Navigate to “Producer Voting” in the top menu, then select the block producers you wish to vote for.

8. Cast Your Vote!

To cast your vote, simply click “Submit votes for selected producers” and confirm to sign and broadcast the transaction to the network. Congratulations, you’ve done your part as a voting member of the EOS community!

Setting a Proxy

1. Follow steps 1-6 from above, importing your private keys, setting up a password, and staking tokens.

2. Navigate to the “Producer Voting” section in the top menu and select “Set Voter Proxy.”

3. Enter the name of the proxy account to whom you wish to delegate your voting power.

4. Confirm and submit the transaction.

Voting with Scatter

Scatter is another great, and extremely easy, option to use for voting. Scatter was formerly a browser extension (similar to Metamask for Ethereum) that allowed you to store your keys securely in the extension and to interact directly with the blockchain through your browser. Scatter is now exclusively available as a desktop app and will soon be available on mobile. The desktop app allows you to interact with the blockchain using any browser.

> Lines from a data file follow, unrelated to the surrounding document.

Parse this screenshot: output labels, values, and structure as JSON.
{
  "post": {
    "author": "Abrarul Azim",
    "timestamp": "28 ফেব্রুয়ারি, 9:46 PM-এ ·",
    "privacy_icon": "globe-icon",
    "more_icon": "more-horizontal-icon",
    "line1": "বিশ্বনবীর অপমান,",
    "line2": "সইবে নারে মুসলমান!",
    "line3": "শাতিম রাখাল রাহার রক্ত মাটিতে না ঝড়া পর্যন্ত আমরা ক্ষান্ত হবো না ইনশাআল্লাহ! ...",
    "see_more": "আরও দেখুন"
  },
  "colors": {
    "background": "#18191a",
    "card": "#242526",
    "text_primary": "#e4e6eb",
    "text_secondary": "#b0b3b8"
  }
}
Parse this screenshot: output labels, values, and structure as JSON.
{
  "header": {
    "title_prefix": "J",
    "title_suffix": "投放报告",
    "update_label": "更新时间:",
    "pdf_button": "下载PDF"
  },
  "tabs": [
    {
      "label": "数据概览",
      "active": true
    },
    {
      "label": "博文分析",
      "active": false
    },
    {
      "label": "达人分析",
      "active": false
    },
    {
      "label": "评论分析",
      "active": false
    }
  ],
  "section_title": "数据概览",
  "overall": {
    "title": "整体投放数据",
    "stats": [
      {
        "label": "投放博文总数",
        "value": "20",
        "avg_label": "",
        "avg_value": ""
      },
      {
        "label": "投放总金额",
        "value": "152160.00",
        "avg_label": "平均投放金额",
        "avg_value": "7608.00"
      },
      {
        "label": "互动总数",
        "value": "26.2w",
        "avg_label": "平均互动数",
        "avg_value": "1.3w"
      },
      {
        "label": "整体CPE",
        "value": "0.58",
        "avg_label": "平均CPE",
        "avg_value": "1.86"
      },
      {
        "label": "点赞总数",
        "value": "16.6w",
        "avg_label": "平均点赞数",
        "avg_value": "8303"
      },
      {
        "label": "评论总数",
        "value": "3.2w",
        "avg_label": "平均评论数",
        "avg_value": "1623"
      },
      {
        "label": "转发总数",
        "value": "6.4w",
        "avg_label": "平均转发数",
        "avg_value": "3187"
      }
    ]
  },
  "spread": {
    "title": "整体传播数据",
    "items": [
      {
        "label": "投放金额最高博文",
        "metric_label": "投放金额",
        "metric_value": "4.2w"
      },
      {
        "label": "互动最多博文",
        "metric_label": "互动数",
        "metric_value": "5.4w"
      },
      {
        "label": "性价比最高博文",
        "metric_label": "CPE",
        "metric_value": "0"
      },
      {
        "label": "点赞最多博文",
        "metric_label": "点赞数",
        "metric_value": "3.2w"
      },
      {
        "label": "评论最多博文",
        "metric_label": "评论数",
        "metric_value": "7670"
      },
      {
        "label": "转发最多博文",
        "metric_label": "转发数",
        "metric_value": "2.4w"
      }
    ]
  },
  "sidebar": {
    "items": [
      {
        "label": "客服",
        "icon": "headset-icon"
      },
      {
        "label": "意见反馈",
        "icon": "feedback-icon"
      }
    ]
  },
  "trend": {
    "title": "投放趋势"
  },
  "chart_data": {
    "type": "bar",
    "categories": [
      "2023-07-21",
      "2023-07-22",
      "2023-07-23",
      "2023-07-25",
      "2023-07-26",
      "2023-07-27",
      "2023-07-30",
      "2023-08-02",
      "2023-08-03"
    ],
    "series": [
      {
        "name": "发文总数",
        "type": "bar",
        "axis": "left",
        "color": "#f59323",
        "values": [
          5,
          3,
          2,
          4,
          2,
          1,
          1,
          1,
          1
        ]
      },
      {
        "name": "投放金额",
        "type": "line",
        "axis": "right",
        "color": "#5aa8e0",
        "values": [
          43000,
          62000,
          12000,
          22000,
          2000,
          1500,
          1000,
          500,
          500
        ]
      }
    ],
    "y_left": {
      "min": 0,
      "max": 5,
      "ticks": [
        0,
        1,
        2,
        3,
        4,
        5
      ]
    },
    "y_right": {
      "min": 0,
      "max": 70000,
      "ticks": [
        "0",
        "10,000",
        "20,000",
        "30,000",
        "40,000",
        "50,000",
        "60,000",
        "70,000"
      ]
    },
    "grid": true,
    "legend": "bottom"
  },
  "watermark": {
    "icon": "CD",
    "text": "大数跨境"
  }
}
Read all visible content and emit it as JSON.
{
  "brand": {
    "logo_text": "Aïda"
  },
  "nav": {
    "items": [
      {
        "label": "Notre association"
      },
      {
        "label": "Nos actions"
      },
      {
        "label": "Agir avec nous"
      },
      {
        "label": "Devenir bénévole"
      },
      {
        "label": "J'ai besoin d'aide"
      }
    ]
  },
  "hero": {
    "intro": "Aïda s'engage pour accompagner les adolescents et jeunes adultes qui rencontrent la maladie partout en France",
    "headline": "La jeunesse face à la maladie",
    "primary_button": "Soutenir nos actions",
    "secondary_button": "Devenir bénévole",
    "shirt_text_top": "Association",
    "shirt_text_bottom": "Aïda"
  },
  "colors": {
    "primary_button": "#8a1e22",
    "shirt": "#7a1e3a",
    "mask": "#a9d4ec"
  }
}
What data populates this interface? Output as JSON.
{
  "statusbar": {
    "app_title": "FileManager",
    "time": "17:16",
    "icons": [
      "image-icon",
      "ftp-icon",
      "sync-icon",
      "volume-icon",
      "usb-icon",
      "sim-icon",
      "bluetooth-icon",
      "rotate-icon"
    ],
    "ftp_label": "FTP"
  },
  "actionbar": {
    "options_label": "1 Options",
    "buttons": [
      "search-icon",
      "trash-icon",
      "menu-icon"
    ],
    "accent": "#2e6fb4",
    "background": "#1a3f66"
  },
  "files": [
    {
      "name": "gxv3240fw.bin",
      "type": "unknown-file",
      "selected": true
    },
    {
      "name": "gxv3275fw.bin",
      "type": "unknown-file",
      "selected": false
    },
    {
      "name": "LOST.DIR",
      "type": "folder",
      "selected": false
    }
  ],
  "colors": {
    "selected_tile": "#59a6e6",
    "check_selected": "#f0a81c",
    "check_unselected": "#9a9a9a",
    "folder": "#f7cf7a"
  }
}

To install Scatter, follow the directions on the Scatter website or see this tutorial.

Once you have Scatter installed, you can use a number of options to stake tokens, vote for block producers, and assign a proxy.

Stake Tokens

For staking tokens with Scatter, we highly recommend using the wallet (available through any browser or as a desktop app). Simply link your Scatter account, navigate to “Stake CPU/NET” in the sidebar, and stake the number of tokens you wish to use to vote.

Vote for Block Producers

To vote for block producers using Scatter, we recommend using the voting portal.

Link your Scatter, select the block producers you wish to support, click “Vote,” and then confirm the transaction in Scatter by clicking “Accept.”

Set a Proxy

To set a proxy using Scatter, visit EOS Toolkit’s Set Proxy page. After linking your Scatter, simply enter the account name of the proxy, then hit “Set Proxy” and confirm with Scatter.

When you’re finished, you should see a screen like this:

Offline Voting Tools

For many users, the only trusted option for voting is one in which the device that stores the keys and signs the transaction is never connected to the internet. This is, of course, the most secure option, but it’s also the one that requires the most technical expertise.

For a majority of users, voting with an online active key and keeping the owner key offline should offer great security. For users even more concerned about security, setting a permission specifically for voting offers an even better option. For those who demand military-grade security, offline voting tools are needed.

Luckily, there are two great options from respected block producers Tokenika and EOS Canada:

Note: These options are intended for highly technical users who are familiar with the EOS software and the command line interface. Follow the directions closely and reach out to Tokenika and EOS Canada directly with any questions or concerns.

Hardware Wallets

Currently, Ledger is the only hardware wallet that offers support for EOS.

To use EOS with your Ledger, see this official guide. After installing the EOS application within Ledger Live, you can use your Ledger with Fairy Wallet. Follow the directions directly from Github to create an account and vote using this wallet.

Other wallets that support the Ledger include the desktop wallet and Scatter Desktop.

While the Ledger-compatible Fairy Wallet currently offers users the ability to vote for block producers, it doesn’t support proxy voting. Look out for that feature in future releases.

There are several other hardware wallet implementations in the works. Cypherglass has a bounty for Trezor integration (a similar bounty funded the Ledger support).

There are other independent and EOS-specific hardware wallet projects in the works, including EOSBridge from EOS New York and this DIY option from the teams behind Liquid EOS and Scatter.


Aurora EOS is the leading block producer for the informed voter. If you find our work helpful, please vote for our node: auroraeoscom

If you prefer to proxy your vote, our proxy account is auroraeosprx

Find us on Twitter, Medium, Telegram, and Steem

Subscribe to our newsletter for weekly updates on the EOS ecosystem